Effects on Healthcare Policy
With this current simulation, adding dapagliflozin to GDMT in patients with HFrEF was projected to lower the rate of HFrEF hospitalizations from 0.10 (95% CI, 0.09-0.11) to 0.07 (95% CI, 0.06-0.08) per person-year. It was also projected that it could improve quality-adjusted survival by 0.63 (95% uncertainty interval [UI], 0.25-0.94).
Patients receiving dapagliflozin incurred $27 700 (95% UI, $25 700-$29 800) in lifetime spending on dapagliflozin, which was only partially offset by savings resulting from reduced HFrEF hospitalizations. After accounting for increased health care costs related to prolonged survival, the intervention arm had a net increase in lifetime health care costs of $42 800 (95% UI, $37 100-$50 300). As a result, adding dapagliflozin to GDMT had an ICER of $68 300 per QALY gained (95% UI, $54 600-$117 600 per QALY gained) compared with GDMT alone, and was cost-effective in 94% of 10 000 probabilistic simulations.
“It is important for clinicians to remember that out-of-pocket costs can vary substantially among patients and from month-to-month for a given patient. A drug may be cost-effective but unaffordable if the patient cannot bear the out-of-pocket costs. We have seen this with cardiovascular drugs in the past,” Dr Kazi said. “As a result, clinicians should have regular conversations with their patients regarding out-of-pocket costs in order to identify and preempt cost-related non-adherence. This effective and cost-effective therapy only works if patients actually take their medications”.
Mikhail Kosiborod, MD, director of cardiometabolic research and co-director of the Saint Luke’s Michael & Marlys Haverty Cardiometabolic Center of Excellence and professor of medicine at the University of Missouri Kansas City said this study demonstrates is that dapagliflozin is not only clinically effective, but also cost-effective based on the current US-based acquisition costs, making it a good investment for the healthcare system. “This further highlights the need to focus on optimal implementation of guideline-directed therapies, including SGLT2 inhibitors such as dapagliflozin, into clinical practice as quickly as efficiently as possible, so that more individuals with heart failure can benefit by living longer, staying out of the hospital and feeling better,” Dr Kosiborod indicated.

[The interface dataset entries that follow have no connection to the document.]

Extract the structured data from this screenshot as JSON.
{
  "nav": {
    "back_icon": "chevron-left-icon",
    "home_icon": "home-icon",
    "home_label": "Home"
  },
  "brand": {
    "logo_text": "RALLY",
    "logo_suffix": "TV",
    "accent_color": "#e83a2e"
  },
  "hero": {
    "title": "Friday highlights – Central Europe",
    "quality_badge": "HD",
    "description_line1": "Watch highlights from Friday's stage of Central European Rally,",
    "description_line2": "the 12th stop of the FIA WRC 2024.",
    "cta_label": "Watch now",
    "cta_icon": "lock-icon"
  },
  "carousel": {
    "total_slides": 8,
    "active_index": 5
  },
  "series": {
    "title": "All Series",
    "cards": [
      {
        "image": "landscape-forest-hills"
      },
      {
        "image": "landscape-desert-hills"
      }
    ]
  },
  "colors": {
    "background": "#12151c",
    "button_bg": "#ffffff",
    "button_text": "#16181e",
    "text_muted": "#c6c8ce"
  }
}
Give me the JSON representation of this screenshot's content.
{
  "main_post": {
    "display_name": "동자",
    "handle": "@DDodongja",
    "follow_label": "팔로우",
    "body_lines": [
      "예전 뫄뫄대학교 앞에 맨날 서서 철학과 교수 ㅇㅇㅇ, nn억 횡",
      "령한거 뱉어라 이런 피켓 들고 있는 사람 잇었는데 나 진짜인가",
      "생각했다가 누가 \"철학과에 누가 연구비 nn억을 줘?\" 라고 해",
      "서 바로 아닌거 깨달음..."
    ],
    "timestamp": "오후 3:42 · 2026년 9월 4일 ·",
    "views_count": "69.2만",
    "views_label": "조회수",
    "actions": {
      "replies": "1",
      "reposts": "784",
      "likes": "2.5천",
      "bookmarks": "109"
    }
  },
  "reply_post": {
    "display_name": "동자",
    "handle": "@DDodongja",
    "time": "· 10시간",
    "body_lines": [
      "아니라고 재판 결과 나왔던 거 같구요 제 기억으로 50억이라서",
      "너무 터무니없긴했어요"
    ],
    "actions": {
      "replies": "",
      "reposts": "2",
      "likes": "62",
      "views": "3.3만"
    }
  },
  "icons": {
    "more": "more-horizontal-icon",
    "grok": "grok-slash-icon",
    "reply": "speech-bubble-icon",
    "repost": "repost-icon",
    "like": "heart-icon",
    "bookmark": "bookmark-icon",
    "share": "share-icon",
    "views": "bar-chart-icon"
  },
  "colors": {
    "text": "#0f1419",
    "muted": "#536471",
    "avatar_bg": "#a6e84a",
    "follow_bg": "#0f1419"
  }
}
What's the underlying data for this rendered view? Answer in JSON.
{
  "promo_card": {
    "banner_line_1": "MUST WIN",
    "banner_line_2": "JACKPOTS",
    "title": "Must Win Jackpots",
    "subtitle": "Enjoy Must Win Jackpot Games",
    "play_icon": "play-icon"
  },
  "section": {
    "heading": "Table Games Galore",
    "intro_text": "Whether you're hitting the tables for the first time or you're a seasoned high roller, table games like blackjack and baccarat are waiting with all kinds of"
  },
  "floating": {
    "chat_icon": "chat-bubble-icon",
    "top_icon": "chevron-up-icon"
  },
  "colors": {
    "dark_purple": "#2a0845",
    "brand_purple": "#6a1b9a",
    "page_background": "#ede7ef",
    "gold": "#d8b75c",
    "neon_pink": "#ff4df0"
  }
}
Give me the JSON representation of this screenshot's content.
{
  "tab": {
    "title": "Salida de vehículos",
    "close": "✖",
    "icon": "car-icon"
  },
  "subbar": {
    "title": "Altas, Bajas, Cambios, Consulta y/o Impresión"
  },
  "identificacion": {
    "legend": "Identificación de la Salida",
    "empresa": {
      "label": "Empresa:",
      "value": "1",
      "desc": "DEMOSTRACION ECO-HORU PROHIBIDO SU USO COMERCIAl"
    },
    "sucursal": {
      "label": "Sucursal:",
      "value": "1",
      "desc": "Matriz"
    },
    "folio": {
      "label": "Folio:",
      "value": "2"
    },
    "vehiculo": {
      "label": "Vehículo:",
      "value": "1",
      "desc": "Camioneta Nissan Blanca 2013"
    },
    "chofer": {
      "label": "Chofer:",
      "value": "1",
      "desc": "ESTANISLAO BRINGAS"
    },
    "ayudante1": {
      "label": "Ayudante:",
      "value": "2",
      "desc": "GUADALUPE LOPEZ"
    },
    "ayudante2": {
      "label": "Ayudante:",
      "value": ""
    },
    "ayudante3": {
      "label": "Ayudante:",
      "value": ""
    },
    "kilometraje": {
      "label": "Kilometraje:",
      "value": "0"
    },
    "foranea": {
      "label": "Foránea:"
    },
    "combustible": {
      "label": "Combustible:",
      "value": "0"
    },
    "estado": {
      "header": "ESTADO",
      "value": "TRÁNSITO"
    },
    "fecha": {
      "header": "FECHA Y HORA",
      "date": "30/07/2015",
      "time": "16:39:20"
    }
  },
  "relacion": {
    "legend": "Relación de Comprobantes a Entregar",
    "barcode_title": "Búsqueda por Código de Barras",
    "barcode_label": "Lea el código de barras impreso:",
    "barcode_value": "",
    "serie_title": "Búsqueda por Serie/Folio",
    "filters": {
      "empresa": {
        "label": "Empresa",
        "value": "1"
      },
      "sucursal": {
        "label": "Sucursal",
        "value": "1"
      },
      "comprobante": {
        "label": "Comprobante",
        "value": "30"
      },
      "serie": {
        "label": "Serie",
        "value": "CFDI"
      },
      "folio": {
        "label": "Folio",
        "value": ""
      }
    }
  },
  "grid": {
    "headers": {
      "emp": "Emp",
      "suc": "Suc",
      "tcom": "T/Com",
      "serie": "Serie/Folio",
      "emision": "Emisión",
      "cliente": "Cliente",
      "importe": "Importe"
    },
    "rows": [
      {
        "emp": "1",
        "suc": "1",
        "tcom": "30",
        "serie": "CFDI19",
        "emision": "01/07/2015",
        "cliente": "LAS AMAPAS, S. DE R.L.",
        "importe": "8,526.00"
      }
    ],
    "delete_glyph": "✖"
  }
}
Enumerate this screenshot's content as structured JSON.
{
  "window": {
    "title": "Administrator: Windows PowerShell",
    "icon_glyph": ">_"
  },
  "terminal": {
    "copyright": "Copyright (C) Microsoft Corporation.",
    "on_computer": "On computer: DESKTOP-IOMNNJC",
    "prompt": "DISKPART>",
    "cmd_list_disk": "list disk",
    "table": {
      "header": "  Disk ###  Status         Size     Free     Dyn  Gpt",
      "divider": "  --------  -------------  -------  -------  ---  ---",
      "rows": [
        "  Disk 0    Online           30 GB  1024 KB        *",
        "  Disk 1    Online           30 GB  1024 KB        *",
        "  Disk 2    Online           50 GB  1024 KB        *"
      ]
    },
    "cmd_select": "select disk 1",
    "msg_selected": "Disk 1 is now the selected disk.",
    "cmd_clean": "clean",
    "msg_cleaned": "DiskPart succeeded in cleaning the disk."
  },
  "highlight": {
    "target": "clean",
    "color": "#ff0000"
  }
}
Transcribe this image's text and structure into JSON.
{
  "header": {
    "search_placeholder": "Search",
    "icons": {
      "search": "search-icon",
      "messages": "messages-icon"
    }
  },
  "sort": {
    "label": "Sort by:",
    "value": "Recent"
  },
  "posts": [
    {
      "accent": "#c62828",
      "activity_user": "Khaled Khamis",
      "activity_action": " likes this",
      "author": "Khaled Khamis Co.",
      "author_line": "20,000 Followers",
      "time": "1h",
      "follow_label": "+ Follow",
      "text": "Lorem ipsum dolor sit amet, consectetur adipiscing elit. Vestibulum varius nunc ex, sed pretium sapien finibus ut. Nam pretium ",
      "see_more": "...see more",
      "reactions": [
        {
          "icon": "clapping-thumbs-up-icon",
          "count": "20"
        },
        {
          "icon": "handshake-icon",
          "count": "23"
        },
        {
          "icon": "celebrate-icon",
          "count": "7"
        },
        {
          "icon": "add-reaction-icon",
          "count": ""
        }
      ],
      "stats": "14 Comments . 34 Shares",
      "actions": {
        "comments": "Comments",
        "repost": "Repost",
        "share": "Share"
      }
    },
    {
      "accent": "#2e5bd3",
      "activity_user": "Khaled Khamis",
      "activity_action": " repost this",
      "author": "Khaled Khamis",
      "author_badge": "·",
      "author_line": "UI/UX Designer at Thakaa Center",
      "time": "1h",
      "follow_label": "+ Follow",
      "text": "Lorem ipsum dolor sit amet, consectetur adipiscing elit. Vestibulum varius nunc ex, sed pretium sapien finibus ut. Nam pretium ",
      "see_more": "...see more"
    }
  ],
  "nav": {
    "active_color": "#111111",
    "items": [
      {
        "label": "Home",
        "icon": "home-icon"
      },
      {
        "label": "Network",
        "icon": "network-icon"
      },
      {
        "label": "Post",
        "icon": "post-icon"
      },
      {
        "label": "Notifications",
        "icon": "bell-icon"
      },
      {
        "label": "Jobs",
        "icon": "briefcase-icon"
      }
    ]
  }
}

This current study is the first systematic cost-effectiveness analysis of dapagliflozin for patients with HFrEF in the United States. Similar analyses in the United Kingdom, Germany, Spain Australia and China also projected dapagliflozin to be cost-effective in those healthcare systems. The authors write that “scalable strategies to ensure affordable access to and widespread uptake of dapagliflozin are urgently needed.” They note that diabetes therapies, such asSGLT2 inhibitors, receive some of the largest manufacturer discounts in the US pharmaceutical system, and now there are efforts underway that would force payers to pass on at least some of the manufacturer discounts to the patients.
Naveed Amjid Sattar, FMedSci, professor of metabolic medicine at the Institute of Cardiovascular & Medical Sciences at the University of Glasgow, Scotland said this type of study is important because these costs can now be compared to the costs of newer drugs as the armamentarium grows. “The other thing this paper nicely highlights is how much more dapagliflozin is cost-effective in other countries where the drug costs are appreciably lower, in some cases around 10-fold lower,” Dr Sattar said. “Of course, dapagliflozin is soon to become off patent and so costs should decline markedly then.”
- Isaza N, Calvachi P, Raber I, et al. Cost-effectiveness of dapagliflozin for the treatment of heart failure with reduced ejection fraction. JAMA Netw Open. 2021;4(7):e2114501.
- Urbich M, Globe G, Pantiri K, et al. A systematic review of medical costs associated with heart failure in the USA (2014–2020). PharmacoEconomics. 2020;38(11):1219-1236.
This article originally appeared on The Cardiology Advisor